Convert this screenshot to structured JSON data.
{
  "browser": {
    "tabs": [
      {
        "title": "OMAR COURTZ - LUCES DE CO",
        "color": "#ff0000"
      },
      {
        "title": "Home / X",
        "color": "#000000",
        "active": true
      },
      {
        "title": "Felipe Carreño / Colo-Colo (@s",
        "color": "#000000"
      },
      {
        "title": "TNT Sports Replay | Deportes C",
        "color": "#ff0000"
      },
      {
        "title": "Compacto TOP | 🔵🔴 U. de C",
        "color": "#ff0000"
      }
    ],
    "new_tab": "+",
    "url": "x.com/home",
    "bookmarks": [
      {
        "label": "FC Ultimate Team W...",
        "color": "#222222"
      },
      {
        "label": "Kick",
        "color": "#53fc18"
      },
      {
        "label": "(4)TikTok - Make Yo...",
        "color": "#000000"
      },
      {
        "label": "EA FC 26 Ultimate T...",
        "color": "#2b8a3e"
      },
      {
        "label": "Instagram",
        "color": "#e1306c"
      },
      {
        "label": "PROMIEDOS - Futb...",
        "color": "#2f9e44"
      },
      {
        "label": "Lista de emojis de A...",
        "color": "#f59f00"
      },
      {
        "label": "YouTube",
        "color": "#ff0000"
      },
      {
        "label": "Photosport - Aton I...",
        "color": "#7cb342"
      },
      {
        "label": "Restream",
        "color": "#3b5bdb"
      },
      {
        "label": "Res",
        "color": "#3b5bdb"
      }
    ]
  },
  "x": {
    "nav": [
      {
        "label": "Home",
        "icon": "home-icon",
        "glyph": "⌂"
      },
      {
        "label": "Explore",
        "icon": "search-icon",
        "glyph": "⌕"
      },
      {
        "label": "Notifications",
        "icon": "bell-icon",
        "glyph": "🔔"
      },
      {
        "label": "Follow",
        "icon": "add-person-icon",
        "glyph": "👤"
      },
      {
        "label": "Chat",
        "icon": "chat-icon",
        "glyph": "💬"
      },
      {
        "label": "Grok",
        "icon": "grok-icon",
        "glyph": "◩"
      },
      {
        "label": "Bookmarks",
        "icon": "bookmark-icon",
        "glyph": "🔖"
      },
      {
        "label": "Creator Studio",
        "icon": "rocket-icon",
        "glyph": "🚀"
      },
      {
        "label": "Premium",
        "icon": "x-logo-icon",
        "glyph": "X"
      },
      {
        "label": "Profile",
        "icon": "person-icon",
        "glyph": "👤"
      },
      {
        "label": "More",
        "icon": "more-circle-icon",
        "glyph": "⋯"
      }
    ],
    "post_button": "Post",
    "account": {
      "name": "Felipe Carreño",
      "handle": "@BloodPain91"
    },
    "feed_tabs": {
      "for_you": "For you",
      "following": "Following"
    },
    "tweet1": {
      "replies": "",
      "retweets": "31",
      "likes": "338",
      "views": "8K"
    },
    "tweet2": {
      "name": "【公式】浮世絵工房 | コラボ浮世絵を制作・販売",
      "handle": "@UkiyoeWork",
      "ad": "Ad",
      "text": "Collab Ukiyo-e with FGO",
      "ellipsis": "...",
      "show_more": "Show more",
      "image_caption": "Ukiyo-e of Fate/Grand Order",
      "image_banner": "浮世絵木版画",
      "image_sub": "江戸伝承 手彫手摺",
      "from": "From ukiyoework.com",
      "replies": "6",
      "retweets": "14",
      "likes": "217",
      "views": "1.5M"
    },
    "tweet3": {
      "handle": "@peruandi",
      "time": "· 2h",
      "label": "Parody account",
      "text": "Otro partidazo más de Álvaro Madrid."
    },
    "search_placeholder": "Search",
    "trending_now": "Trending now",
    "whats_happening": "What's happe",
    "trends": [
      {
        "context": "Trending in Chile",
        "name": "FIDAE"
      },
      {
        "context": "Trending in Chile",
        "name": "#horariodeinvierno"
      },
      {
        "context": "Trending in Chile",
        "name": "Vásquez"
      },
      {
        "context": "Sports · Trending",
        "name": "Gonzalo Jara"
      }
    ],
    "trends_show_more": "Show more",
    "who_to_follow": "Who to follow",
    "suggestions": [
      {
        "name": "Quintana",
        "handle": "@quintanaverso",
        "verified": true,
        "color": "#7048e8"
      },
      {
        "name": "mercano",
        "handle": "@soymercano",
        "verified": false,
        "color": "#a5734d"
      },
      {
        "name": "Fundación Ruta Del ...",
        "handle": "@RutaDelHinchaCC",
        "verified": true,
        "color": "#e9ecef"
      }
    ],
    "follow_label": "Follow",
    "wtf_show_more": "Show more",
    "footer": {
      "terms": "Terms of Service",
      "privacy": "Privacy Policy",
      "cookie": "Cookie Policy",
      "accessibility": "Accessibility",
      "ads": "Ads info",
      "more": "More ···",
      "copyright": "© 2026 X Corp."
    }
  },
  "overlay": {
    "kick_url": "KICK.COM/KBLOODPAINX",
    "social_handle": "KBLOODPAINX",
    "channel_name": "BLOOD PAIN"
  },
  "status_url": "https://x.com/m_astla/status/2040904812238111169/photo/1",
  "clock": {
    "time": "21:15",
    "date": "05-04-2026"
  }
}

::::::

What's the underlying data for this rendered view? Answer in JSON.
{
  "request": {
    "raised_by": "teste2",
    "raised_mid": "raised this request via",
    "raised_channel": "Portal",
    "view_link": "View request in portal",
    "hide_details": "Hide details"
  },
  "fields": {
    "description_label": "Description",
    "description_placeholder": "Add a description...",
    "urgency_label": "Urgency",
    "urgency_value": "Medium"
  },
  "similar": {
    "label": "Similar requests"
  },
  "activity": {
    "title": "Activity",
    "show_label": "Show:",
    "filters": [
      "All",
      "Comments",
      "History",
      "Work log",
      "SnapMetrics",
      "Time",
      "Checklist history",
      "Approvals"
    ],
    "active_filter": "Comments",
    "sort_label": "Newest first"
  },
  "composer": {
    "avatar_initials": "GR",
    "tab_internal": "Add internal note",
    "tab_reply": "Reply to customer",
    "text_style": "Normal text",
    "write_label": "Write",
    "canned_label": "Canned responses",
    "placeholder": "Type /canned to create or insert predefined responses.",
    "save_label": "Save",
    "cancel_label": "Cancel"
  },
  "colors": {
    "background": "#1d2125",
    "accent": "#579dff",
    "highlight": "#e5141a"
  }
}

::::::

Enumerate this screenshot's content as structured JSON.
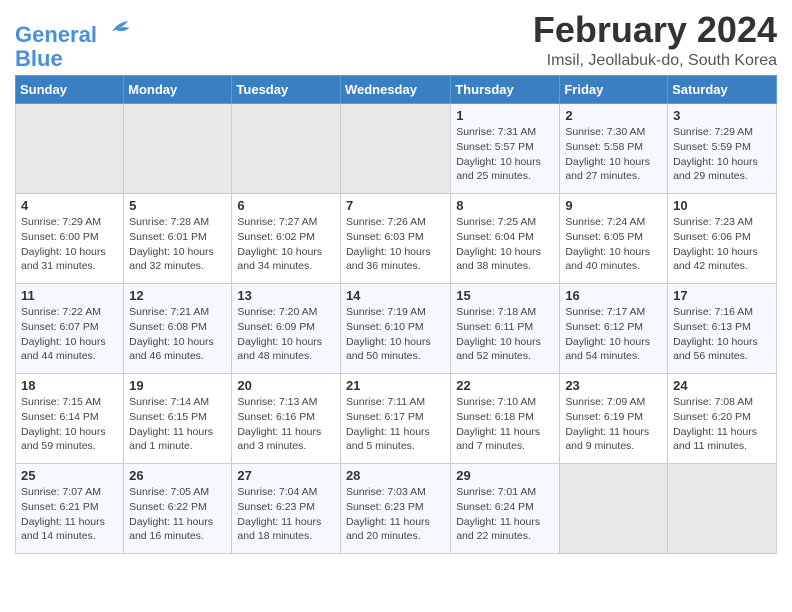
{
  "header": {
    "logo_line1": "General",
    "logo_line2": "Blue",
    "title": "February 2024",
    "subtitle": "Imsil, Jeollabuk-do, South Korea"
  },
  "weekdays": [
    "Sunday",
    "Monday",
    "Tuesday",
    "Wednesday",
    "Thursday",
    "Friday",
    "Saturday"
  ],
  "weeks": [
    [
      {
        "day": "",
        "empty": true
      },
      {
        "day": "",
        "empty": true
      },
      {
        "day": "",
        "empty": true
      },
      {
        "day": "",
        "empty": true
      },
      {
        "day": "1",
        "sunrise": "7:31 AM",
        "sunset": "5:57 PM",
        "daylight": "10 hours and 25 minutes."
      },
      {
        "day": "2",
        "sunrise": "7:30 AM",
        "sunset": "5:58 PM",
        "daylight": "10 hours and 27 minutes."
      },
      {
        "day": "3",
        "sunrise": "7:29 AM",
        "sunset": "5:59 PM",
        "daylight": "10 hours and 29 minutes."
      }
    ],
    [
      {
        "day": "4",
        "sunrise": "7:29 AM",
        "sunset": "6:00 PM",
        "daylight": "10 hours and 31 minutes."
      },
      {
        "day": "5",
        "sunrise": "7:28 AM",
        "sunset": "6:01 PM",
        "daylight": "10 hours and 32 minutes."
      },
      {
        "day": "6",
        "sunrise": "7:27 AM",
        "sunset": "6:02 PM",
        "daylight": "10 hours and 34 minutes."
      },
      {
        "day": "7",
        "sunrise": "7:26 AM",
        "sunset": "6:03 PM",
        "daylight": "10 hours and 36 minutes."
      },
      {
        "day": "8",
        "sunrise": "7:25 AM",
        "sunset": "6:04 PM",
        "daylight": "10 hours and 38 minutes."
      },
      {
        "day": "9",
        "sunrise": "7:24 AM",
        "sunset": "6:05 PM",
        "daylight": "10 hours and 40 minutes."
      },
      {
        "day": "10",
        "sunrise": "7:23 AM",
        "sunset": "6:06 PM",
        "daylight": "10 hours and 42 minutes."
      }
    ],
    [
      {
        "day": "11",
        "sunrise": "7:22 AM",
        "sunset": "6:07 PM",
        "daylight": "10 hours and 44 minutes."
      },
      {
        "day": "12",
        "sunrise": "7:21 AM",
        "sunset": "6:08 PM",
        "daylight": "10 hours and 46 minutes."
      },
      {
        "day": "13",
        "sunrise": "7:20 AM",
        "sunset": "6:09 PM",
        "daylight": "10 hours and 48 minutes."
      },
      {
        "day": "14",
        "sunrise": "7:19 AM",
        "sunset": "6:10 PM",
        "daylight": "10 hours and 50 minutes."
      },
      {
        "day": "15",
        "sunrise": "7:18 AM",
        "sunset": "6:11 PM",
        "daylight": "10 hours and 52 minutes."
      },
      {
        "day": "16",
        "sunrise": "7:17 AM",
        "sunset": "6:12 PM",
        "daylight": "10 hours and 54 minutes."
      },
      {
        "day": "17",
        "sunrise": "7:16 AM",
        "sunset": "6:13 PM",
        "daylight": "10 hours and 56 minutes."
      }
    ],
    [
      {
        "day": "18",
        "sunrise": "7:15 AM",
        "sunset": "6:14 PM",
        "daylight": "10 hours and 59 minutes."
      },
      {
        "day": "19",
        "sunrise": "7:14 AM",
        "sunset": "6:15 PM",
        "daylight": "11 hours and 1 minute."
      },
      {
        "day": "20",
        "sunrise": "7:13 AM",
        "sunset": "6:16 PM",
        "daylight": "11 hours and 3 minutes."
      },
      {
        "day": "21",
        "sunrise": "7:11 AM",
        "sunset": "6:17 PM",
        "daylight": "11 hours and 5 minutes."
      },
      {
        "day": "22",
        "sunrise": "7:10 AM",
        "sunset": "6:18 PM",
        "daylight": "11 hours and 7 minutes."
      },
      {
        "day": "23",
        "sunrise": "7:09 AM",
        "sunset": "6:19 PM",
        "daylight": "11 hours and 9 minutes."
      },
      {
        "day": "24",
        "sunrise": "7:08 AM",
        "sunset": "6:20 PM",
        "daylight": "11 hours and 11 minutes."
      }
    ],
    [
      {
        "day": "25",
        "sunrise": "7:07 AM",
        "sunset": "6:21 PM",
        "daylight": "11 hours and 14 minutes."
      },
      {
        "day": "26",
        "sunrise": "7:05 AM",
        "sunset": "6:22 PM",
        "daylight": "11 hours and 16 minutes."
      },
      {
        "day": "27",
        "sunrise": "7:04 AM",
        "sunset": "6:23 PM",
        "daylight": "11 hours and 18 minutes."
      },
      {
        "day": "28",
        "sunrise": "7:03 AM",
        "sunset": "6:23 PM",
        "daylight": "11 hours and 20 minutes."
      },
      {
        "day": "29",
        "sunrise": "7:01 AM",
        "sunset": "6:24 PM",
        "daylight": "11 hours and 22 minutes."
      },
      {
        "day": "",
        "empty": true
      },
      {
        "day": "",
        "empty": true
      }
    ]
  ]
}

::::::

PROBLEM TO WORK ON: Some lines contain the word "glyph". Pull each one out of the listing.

RESULT OF THIS EXERCISE:
        "glyph": "⌂"
        "glyph": "⌕"
        "glyph": "🔔"
        "glyph": "👤"
        "glyph": "💬"
        "glyph": "◩"
        "glyph": "🔖"
        "glyph": "🚀"
        "glyph": "X"
        "glyph": "👤"
        "glyph": "⋯"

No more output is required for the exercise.